That means customers that connect to the network via ATM, frame relay and Ethernet will be able to connect any of their sites to any other of their sites using the meshing capabilities of MPLS. Desire for this functionality indicate that service providers are looking for a graceful way to add Ethernet services to existing services without forcing customers to overhaul their networks.

This interest seems to be borne out by a recent market survey by the research firm Infonetics that says that spending on equipment to provide metro Ethernet services will reach $2.9 billion this year – up from  $2.5 billion worldwide last year. The study cites the push for standards as well as public demonstrations of the technology have heightened interest in metro Ethernet services, according to Michael Howard, the author of the survey report called “Metro Ethernet Equipment.”

When broken down by global regions, the biggest chunk of the money, 42%, is being spent in Asia, with the next largest amount, 35%, being spent in North America, according to the report. The survey includes six technologies used for metro Ethernet services: Ethernet on fiber, Ethernet over SONET or SDH; resilient packet ring over fiber; Ethernet on wavelengths using wave division multiplexing; Ethernet over DSL and cable wiring; and Ethernet-based passive optical networking.

A separate study by International Orange Strategies says metro Ethernet services will become attractive to current DS-3 customers who already have fiber connections to their sites. For a minimal upgrade the fiber can support Ethernet that offers more bandwidth, and that bandwidth can be sold at a lower cost per bit than a DS-3, says Michael Disini, the author of the report. “New Ethernet services can complement existing frame relay, ATM and private line and encourage customers to switch to these services,” he says in the study, called “New Carrier Ethernet Services.”

“Carrier Ethernet services can be deployed using next-generation SONET platforms and carrier-grade Layer 2/3 Ethernet over MPLS switches.
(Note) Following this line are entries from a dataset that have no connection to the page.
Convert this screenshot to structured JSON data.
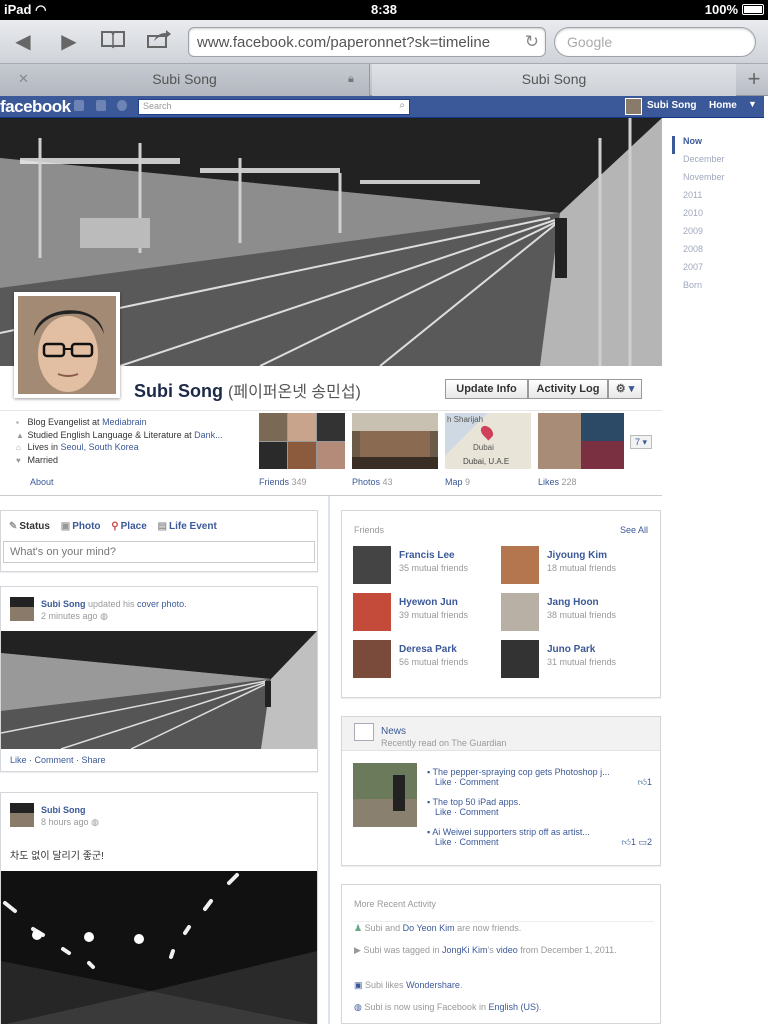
{
  "statusbar": {
    "device": "iPad",
    "time": "8:38",
    "battery": "100%"
  },
  "browser": {
    "url": "www.facebook.com/paperonnet?sk=timeline",
    "search_placeholder": "Google",
    "tabs": [
      {
        "label": "Subi Song"
      },
      {
        "label": "Subi Song"
      }
    ]
  },
  "fb": {
    "logo": "facebook",
    "search_placeholder": "Search",
    "user": "Subi Song",
    "home": "Home"
  },
  "timeline_nav": [
    "Now",
    "December",
    "November",
    "2011",
    "2010",
    "2009",
    "2008",
    "2007",
    "Born"
  ],
  "profile": {
    "name": "Subi Song",
    "alt_name": "(페이퍼온넷 송민섭)",
    "update_info": "Update Info",
    "activity_log": "Activity Log",
    "about": [
      {
        "prefix": "Blog Evangelist at ",
        "link": "Mediabrain"
      },
      {
        "prefix": "Studied English Language & Literature at ",
        "link": "Dank..."
      },
      {
        "prefix": "Lives in ",
        "link": "Seoul, South Korea"
      },
      {
        "prefix": "Married",
        "link": ""
      }
    ],
    "about_link": "About"
  },
  "apps": [
    {
      "label": "Friends",
      "count": "349"
    },
    {
      "label": "Photos",
      "count": "43"
    },
    {
      "label": "Map",
      "count": "9",
      "map_top": "h Sharijah",
      "map_city": "Dubai",
      "map_caption": "Dubai, U.A.E"
    },
    {
      "label": "Likes",
      "count": "228"
    }
  ],
  "apps_more": "7",
  "composer": {
    "tabs": [
      "Status",
      "Photo",
      "Place",
      "Life Event"
    ],
    "placeholder": "What's on your mind?"
  },
  "posts": [
    {
      "author": "Subi Song",
      "action": " updated his ",
      "action_link": "cover photo.",
      "time": "2 minutes ago",
      "actions": "Like · Comment · Share"
    },
    {
      "author": "Subi Song",
      "time": "8 hours ago",
      "text": "차도 없이 달리기 좋군!"
    }
  ],
  "friends_box": {
    "title": "Friends",
    "see_all": "See All",
    "items": [
      {
        "name": "Francis Lee",
        "mutual": "35 mutual friends"
      },
      {
        "name": "Jiyoung Kim",
        "mutual": "18 mutual friends"
      },
      {
        "name": "Hyewon Jun",
        "mutual": "39 mutual friends"
      },
      {
        "name": "Jang Hoon",
        "mutual": "38 mutual friends"
      },
      {
        "name": "Deresa Park",
        "mutual": "56 mutual friends"
      },
      {
        "name": "Juno Park",
        "mutual": "31 mutual friends"
      }
    ]
  },
  "news": {
    "title": "News",
    "subtitle": "Recently read on The Guardian",
    "items": [
      {
        "title": "The pepper-spraying cop gets Photoshop j...",
        "actions": "Like · Comment",
        "likes": "1",
        "comments": ""
      },
      {
        "title": "The top 50 iPad apps.",
        "actions": "Like · Comment",
        "likes": "",
        "comments": ""
      },
      {
        "title": "Ai Weiwei supporters strip off as artist...",
        "actions": "Like · Comment",
        "likes": "1",
        "comments": "2"
      }
    ]
  },
  "recent_activity": {
    "title": "More Recent Activity",
    "items": [
      {
        "t1": "Subi and ",
        "l1": "Do Yeon Kim",
        "t2": " are now friends.",
        "l2": "",
        "t3": ""
      },
      {
        "t1": "Subi was tagged in ",
        "l1": "JongKi Kim",
        "t2": "'s ",
        "l2": "video",
        "t3": " from December 1, 2011."
      },
      {
        "t1": "Subi likes ",
        "l1": "Wondershare",
        "t2": ".",
        "l2": "",
        "t3": ""
      },
      {
        "t1": "Subi is now using Facebook in ",
        "l1": "English (US)",
        "t2": ".",
        "l2": "",
        "t3": ""
      }
    ]
  }
}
This offers an evolutionary approach to buildign a network that keeps capital expenditures in check while simultaneously growing revenue,” the study says.

If providers can make more money per customer with these services and customers can get a better price per bit at the same time, investments in this technology should continue to rise.